[Supplied data]

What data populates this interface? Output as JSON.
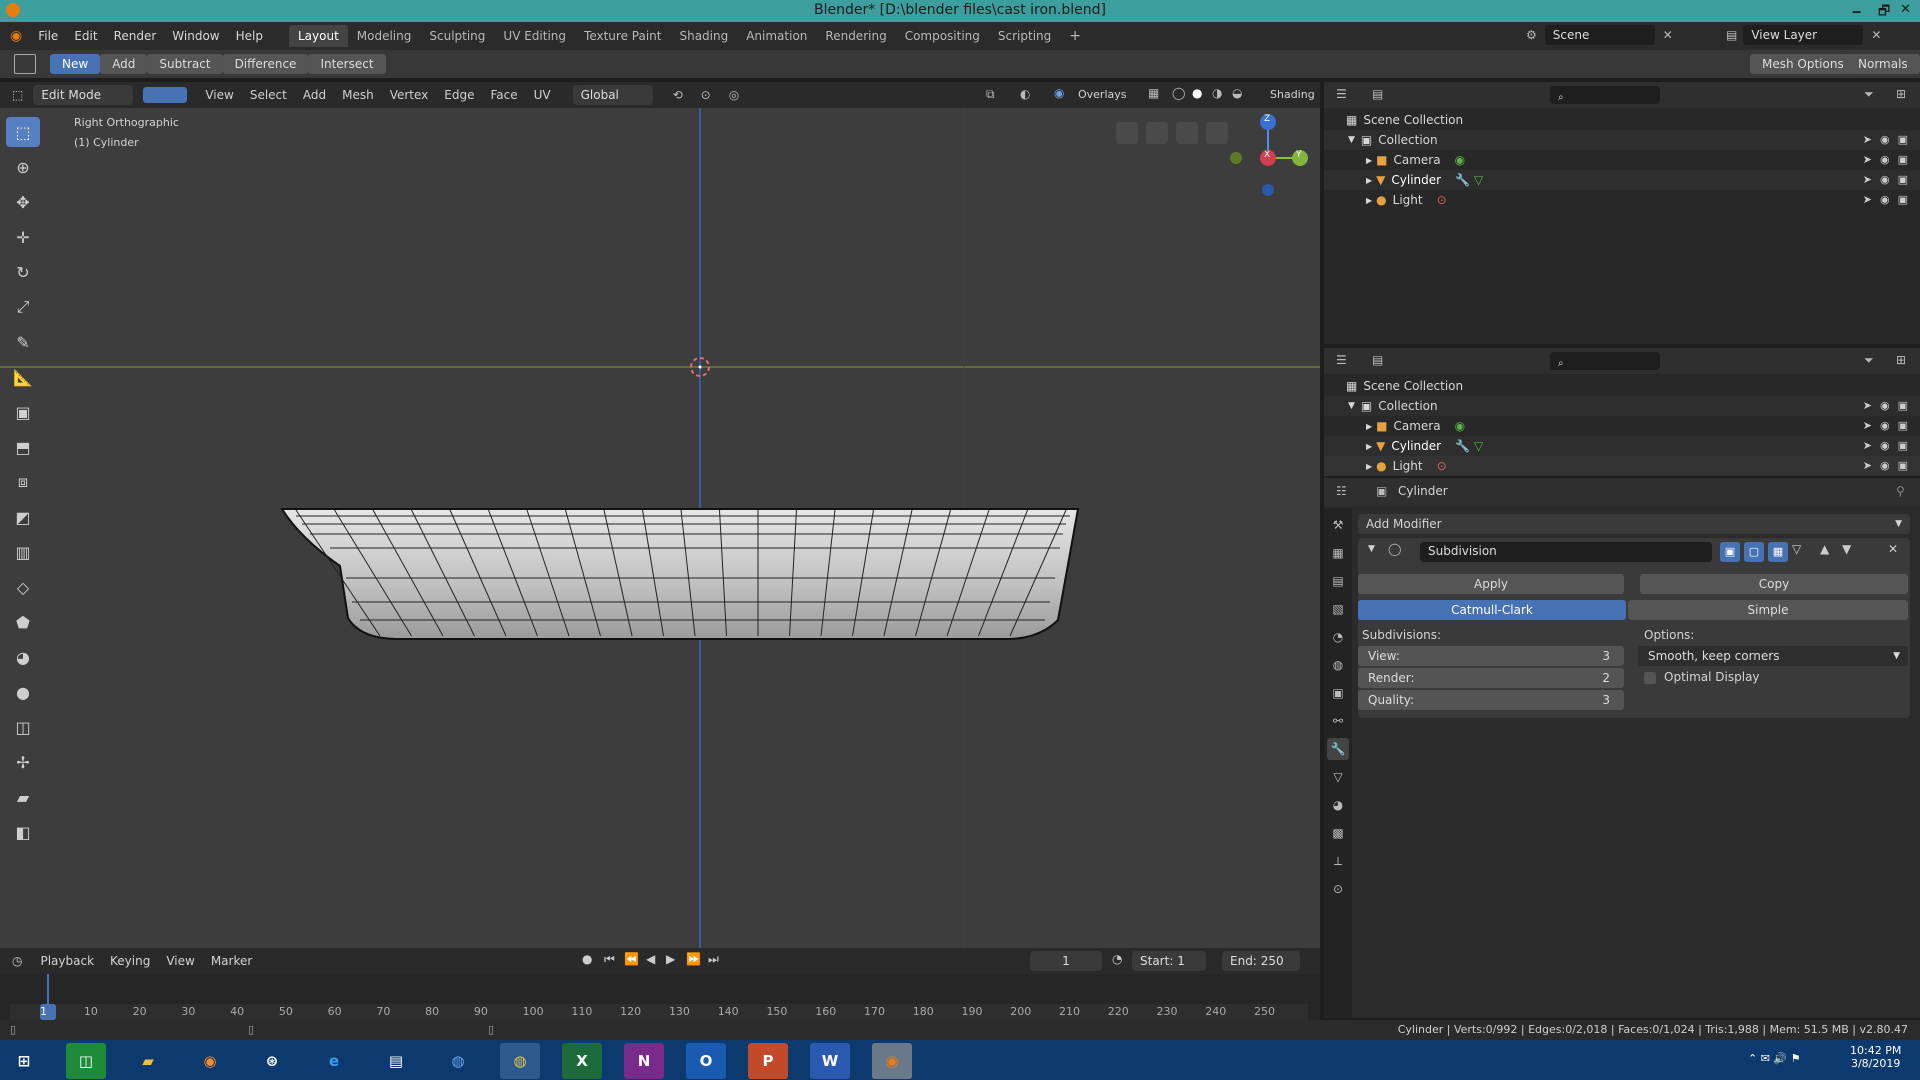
{
  "window": {
    "title": "Blender* [D:\\blender files\\cast iron.blend]",
    "minimize": "🗕",
    "restore": "🗗",
    "close": "✕"
  },
  "menu": [
    "File",
    "Edit",
    "Render",
    "Window",
    "Help"
  ],
  "workspaces": [
    "Layout",
    "Modeling",
    "Sculpting",
    "UV Editing",
    "Texture Paint",
    "Shading",
    "Animation",
    "Rendering",
    "Compositing",
    "Scripting"
  ],
  "scene": {
    "label": "Scene",
    "view_layer": "View Layer"
  },
  "toolheader": {
    "modes": [
      "New",
      "Add",
      "Subtract",
      "Difference",
      "Intersect"
    ],
    "mesh_options": "Mesh Options",
    "normals": "Normals"
  },
  "viewport_header": {
    "mode": "Edit Mode",
    "menus": [
      "View",
      "Select",
      "Add",
      "Mesh",
      "Vertex",
      "Edge",
      "Face",
      "UV"
    ],
    "orientation": "Global",
    "overlays": "Overlays",
    "shading": "Shading"
  },
  "viewport": {
    "view_name": "Right Orthographic",
    "object_name": "(1) Cylinder",
    "gizmo": {
      "z": "Z",
      "y": "Y",
      "x": "X"
    }
  },
  "outliner": {
    "scene_collection": "Scene Collection",
    "collection": "Collection",
    "items": [
      "Camera",
      "Cylinder",
      "Light"
    ]
  },
  "properties": {
    "object": "Cylinder",
    "add_modifier": "Add Modifier",
    "modifier_name": "Subdivision",
    "apply": "Apply",
    "copy": "Copy",
    "catmull": "Catmull-Clark",
    "simple": "Simple",
    "subdivisions_label": "Subdivisions:",
    "options_label": "Options:",
    "view_label": "View:",
    "view_value": "3",
    "render_label": "Render:",
    "render_value": "2",
    "quality_label": "Quality:",
    "quality_value": "3",
    "uv_mode": "Smooth, keep corners",
    "optimal_display": "Optimal Display"
  },
  "timeline": {
    "menus": [
      "Playback",
      "Keying",
      "View",
      "Marker"
    ],
    "current_frame": "1",
    "start_label": "Start:",
    "start_value": "1",
    "end_label": "End:",
    "end_value": "250",
    "ticks": [
      "1",
      "10",
      "20",
      "30",
      "40",
      "50",
      "60",
      "70",
      "80",
      "90",
      "100",
      "110",
      "120",
      "130",
      "140",
      "150",
      "160",
      "170",
      "180",
      "190",
      "200",
      "210",
      "220",
      "230",
      "240",
      "250"
    ]
  },
  "status": "Cylinder | Verts:0/992 | Edges:0/2,018 | Faces:0/1,024 | Tris:1,988 | Mem: 51.5 MB | v2.80.47",
  "taskbar": {
    "apps": [
      "windows-start",
      "store",
      "file-explorer",
      "firefox",
      "steam",
      "internet-explorer",
      "notepad",
      "chrome-alt",
      "chrome",
      "excel",
      "onenote",
      "outlook",
      "powerpoint",
      "word",
      "blender"
    ],
    "time": "10:42 PM",
    "date": "3/8/2019"
  },
  "colors": {
    "accent": "#4772b3",
    "titlebar": "#3d9e9e",
    "taskbar": "#0d3a6e"
  }
}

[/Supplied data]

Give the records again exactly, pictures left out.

What data populates this interface? Output as JSON.
{
  "window": {
    "title": "Blender* [D:\\blender files\\cast iron.blend]",
    "minimize": "🗕",
    "restore": "🗗",
    "close": "✕"
  },
  "menu": [
    "File",
    "Edit",
    "Render",
    "Window",
    "Help"
  ],
  "workspaces": [
    "Layout",
    "Modeling",
    "Sculpting",
    "UV Editing",
    "Texture Paint",
    "Shading",
    "Animation",
    "Rendering",
    "Compositing",
    "Scripting"
  ],
  "scene": {
    "label": "Scene",
    "view_layer": "View Layer"
  },
  "toolheader": {
    "modes": [
      "New",
      "Add",
      "Subtract",
      "Difference",
      "Intersect"
    ],
    "mesh_options": "Mesh Options",
    "normals": "Normals"
  },
  "viewport_header": {
    "mode": "Edit Mode",
    "menus": [
      "View",
      "Select",
      "Add",
      "Mesh",
      "Vertex",
      "Edge",
      "Face",
      "UV"
    ],
    "orientation": "Global",
    "overlays": "Overlays",
    "shading": "Shading"
  },
  "viewport": {
    "view_name": "Right Orthographic",
    "object_name": "(1) Cylinder",
    "gizmo": {
      "z": "Z",
      "y": "Y",
      "x": "X"
    }
  },
  "outliner": {
    "scene_collection": "Scene Collection",
    "collection": "Collection",
    "items": [
      "Camera",
      "Cylinder",
      "Light"
    ]
  },
  "properties": {
    "object": "Cylinder",
    "add_modifier": "Add Modifier",
    "modifier_name": "Subdivision",
    "apply": "Apply",
    "copy": "Copy",
    "catmull": "Catmull-Clark",
    "simple": "Simple",
    "subdivisions_label": "Subdivisions:",
    "options_label": "Options:",
    "view_label": "View:",
    "view_value": "3",
    "render_label": "Render:",
    "render_value": "2",
    "quality_label": "Quality:",
    "quality_value": "3",
    "uv_mode": "Smooth, keep corners",
    "optimal_display": "Optimal Display"
  },
  "timeline": {
    "menus": [
      "Playback",
      "Keying",
      "View",
      "Marker"
    ],
    "current_frame": "1",
    "start_label": "Start:",
    "start_value": "1",
    "end_label": "End:",
    "end_value": "250",
    "ticks": [
      "1",
      "10",
      "20",
      "30",
      "40",
      "50",
      "60",
      "70",
      "80",
      "90",
      "100",
      "110",
      "120",
      "130",
      "140",
      "150",
      "160",
      "170",
      "180",
      "190",
      "200",
      "210",
      "220",
      "230",
      "240",
      "250"
    ]
  },
  "status": "Cylinder | Verts:0/992 | Edges:0/2,018 | Faces:0/1,024 | Tris:1,988 | Mem: 51.5 MB | v2.80.47",
  "taskbar": {
    "apps": [
      "windows-start",
      "store",
      "file-explorer",
      "firefox",
      "steam",
      "internet-explorer",
      "notepad",
      "chrome-alt",
      "chrome",
      "excel",
      "onenote",
      "outlook",
      "powerpoint",
      "word",
      "blender"
    ],
    "time": "10:42 PM",
    "date": "3/8/2019"
  },
  "colors": {
    "accent": "#4772b3",
    "titlebar": "#3d9e9e",
    "taskbar": "#0d3a6e"
  }
}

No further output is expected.